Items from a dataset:
• • • • •
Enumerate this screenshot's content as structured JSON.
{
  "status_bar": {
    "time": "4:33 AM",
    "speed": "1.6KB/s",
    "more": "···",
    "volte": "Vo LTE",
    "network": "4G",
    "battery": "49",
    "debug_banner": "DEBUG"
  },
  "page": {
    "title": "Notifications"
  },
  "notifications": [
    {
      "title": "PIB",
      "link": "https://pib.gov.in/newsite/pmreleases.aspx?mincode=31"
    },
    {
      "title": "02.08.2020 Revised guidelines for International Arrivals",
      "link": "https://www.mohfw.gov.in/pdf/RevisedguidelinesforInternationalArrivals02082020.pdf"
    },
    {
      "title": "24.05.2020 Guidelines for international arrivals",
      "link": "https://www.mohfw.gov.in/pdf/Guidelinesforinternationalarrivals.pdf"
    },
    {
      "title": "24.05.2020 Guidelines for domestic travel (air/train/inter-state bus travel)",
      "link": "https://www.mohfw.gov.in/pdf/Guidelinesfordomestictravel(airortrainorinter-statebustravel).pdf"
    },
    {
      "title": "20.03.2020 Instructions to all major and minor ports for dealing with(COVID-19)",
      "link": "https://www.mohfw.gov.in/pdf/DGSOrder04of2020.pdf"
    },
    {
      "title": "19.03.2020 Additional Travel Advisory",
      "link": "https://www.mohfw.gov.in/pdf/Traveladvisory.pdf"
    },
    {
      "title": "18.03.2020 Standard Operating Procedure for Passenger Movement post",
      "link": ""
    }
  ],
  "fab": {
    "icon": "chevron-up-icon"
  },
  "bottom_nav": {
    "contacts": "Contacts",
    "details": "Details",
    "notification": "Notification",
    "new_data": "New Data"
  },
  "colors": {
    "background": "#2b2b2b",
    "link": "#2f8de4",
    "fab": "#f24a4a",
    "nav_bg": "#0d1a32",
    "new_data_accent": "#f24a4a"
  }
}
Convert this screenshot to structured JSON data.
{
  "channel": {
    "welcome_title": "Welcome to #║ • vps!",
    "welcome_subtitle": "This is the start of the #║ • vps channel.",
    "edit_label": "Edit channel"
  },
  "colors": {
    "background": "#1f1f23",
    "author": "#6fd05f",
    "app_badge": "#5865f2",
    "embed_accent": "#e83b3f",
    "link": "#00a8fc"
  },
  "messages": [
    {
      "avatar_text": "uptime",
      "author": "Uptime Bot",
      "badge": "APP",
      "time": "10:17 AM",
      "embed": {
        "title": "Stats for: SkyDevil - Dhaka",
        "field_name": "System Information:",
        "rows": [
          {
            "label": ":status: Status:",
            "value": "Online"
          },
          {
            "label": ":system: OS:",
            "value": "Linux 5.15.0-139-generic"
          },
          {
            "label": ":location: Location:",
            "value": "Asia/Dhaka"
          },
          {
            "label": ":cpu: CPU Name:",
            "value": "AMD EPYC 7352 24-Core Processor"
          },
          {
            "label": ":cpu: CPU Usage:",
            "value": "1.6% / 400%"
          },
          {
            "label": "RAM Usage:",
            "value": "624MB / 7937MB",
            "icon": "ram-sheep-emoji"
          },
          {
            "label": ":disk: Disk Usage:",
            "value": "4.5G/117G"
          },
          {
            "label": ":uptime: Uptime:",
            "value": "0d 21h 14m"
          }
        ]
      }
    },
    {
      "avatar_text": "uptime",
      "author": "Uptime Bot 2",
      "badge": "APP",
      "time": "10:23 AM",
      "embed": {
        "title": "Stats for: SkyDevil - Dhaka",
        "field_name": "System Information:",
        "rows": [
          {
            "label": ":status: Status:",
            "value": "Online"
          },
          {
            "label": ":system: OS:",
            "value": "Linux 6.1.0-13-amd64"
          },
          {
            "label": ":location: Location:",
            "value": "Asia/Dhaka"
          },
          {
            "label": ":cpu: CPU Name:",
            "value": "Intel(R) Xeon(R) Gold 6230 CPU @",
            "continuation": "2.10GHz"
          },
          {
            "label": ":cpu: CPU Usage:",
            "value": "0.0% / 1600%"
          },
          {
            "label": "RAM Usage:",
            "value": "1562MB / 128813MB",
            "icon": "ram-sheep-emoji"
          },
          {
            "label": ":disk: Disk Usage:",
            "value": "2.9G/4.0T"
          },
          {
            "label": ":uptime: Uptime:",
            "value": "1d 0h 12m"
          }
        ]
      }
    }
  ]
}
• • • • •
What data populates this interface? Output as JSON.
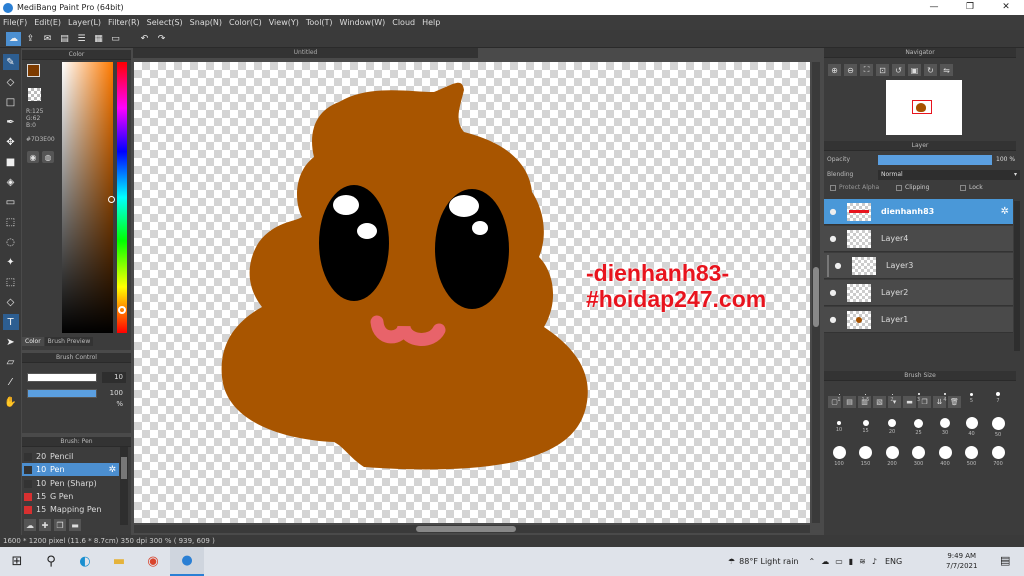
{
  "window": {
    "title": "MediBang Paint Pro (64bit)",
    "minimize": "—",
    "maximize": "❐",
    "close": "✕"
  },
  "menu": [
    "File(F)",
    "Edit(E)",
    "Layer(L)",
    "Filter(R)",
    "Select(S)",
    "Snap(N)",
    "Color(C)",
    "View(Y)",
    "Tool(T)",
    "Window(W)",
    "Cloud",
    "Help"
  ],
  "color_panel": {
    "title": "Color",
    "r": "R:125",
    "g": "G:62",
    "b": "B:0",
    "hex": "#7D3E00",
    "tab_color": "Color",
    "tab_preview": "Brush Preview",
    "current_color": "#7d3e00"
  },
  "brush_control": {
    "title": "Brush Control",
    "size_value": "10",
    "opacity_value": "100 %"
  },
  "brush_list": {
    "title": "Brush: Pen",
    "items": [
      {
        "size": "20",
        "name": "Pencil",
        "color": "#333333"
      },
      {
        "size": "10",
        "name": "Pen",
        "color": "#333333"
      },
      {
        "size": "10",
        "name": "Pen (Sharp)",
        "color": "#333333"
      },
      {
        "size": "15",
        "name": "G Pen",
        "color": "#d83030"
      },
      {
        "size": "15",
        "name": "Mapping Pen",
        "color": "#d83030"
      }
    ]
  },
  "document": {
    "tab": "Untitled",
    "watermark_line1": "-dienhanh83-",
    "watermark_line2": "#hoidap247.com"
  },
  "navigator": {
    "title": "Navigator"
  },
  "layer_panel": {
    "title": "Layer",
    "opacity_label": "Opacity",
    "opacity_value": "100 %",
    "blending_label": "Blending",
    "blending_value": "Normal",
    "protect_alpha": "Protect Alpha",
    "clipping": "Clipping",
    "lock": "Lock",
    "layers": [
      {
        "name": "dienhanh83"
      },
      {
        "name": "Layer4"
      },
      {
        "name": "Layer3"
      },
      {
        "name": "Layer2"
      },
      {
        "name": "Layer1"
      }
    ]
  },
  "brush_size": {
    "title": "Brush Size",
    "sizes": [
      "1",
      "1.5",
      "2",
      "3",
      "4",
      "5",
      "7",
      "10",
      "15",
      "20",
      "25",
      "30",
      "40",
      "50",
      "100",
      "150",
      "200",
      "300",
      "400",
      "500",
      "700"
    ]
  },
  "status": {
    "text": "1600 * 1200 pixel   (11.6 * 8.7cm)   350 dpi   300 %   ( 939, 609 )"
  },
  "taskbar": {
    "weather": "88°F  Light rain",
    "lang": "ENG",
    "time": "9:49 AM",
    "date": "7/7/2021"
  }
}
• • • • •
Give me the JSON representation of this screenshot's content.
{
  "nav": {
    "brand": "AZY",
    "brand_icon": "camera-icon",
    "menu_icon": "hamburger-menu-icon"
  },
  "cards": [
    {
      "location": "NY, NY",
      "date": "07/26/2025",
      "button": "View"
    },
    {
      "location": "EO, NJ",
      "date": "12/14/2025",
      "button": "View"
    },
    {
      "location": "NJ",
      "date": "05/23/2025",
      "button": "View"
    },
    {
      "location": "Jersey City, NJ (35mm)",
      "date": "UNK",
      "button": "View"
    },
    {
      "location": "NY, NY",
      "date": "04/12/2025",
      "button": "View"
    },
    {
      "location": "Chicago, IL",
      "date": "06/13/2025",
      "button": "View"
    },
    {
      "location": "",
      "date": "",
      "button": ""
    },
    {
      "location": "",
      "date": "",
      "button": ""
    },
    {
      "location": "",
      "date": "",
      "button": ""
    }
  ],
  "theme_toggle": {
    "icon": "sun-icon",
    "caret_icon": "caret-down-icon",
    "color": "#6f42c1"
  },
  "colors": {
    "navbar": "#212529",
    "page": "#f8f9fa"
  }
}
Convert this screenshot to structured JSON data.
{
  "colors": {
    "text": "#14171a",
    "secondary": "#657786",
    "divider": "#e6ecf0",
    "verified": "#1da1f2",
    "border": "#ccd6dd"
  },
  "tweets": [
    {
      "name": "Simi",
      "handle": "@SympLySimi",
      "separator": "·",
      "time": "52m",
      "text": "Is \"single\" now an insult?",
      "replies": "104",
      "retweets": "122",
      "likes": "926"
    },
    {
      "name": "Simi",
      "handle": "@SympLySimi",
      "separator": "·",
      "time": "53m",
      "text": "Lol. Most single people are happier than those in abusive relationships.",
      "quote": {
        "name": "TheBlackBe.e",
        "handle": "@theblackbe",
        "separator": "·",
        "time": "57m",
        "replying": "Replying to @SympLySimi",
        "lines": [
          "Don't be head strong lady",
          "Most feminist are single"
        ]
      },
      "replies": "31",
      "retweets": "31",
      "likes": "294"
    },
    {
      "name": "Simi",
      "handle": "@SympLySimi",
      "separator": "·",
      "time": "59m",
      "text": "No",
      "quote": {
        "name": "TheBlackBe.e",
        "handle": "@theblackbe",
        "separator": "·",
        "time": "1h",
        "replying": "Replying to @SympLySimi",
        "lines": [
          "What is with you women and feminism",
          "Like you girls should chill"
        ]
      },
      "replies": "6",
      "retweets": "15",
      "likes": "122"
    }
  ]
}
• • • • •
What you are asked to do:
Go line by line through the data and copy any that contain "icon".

Expected answer:
    "icon": "chevron-up-icon"
            "icon": "ram-sheep-emoji"
            "icon": "ram-sheep-emoji"
    "brand_icon": "camera-icon",
    "menu_icon": "hamburger-menu-icon"
    "icon": "sun-icon",
    "caret_icon": "caret-down-icon",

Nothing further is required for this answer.